Google updates struggling Chrome OS
Update adds full Drive integration, a new app list and wallpaper support
Google has issued an update to Chrome OS, the cloud-based software that runs on the company's Chromebook and Chromebox devices - but are the changes too late to win sales?
Updating devices to the latest stable release brings several interface enhancements, including a new apps list, full Google Drive integration, and the ability to add custom wallpapers.
Rather than a full-screen grid of available apps, the new app list is a small box that pops up without obscuring running applications. It's ordered into pages of 16 apps each, and has its own in-built omnibar that searches apps and online, with search results mixed together. You can also pin apps directly to the Launcher - what Google calls the taskbar.
Google has added the ability to save files directly to Drive, rather than saving them locally and uploading them, making it much easier to work on files between devices.

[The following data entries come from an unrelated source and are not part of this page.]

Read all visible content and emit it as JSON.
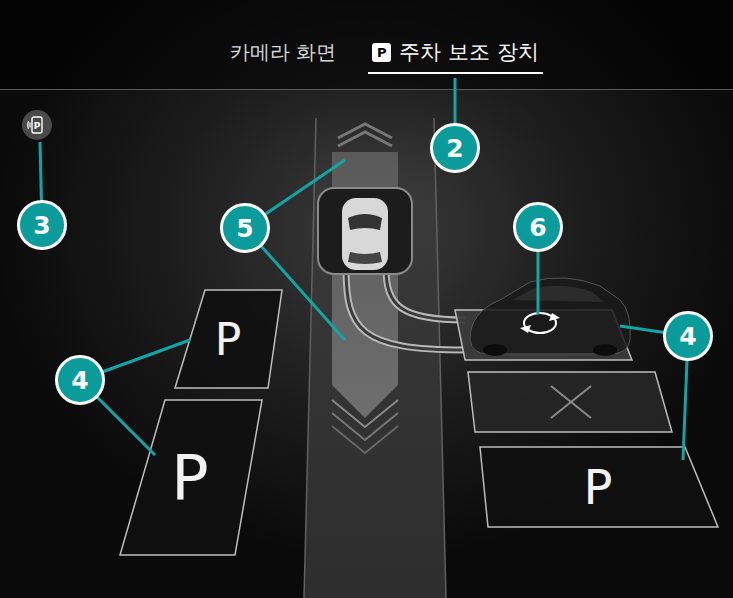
{
  "tabs": [
    {
      "label": "카메라 화면",
      "selected": false
    },
    {
      "label": "주차 보조 장치",
      "selected": true,
      "badge": "P"
    }
  ],
  "remote_parking_button": {
    "glyph": "P"
  },
  "parking_spots": [
    {
      "kind": "free",
      "label": "P"
    },
    {
      "kind": "free",
      "label": "P"
    },
    {
      "kind": "occupied"
    },
    {
      "kind": "blocked"
    },
    {
      "kind": "free",
      "label": "P"
    }
  ],
  "callouts": [
    {
      "number": "2"
    },
    {
      "number": "3"
    },
    {
      "number": "4"
    },
    {
      "number": "4"
    },
    {
      "number": "5"
    },
    {
      "number": "6"
    }
  ]
}
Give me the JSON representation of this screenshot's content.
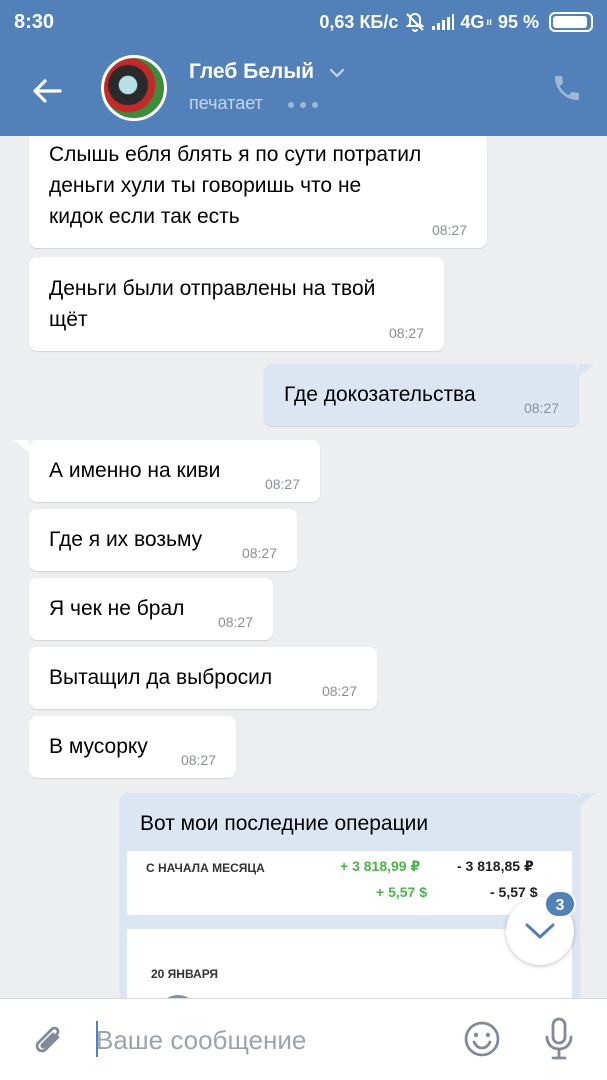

Saving a file opens a dialog window with a choice of tabs; choose Google Drive and it gives a neatly ordered folder and file tree that's arguably cleaner than the Drive web interface.
Choosing a desktop wallpaper beyond bundled samples is finally possible, and Google has moved the choice away from the browser and into the same file and folder dialog window.
With a more user-friendly UI and vital offline apps added in the last big release in April, Chrome OS is gradually becoming a viable affordable alternative to a Windows laptop.
Whether that will translate into sales remains to be seen. By January, Google had placed 27,000 Chromebooks in schools in 41 US states, and in June it announced more than 500 school districts in the US and Europe were actively using the devices. Figures haven't been released for consumer sales, but are thought to be small.
In June, Google pushed its Chromebooks into 100 Best Buy stores in the US and an unspecified number of Dixons outlets in the UK. No sales figures have been released, but a study by online advertising firm Chitika of web traffic for a week in June put Chrome OS's share at a negligible 0.0119% - lower even than those using the Sony PlayStation 3 as an unlikely web browser.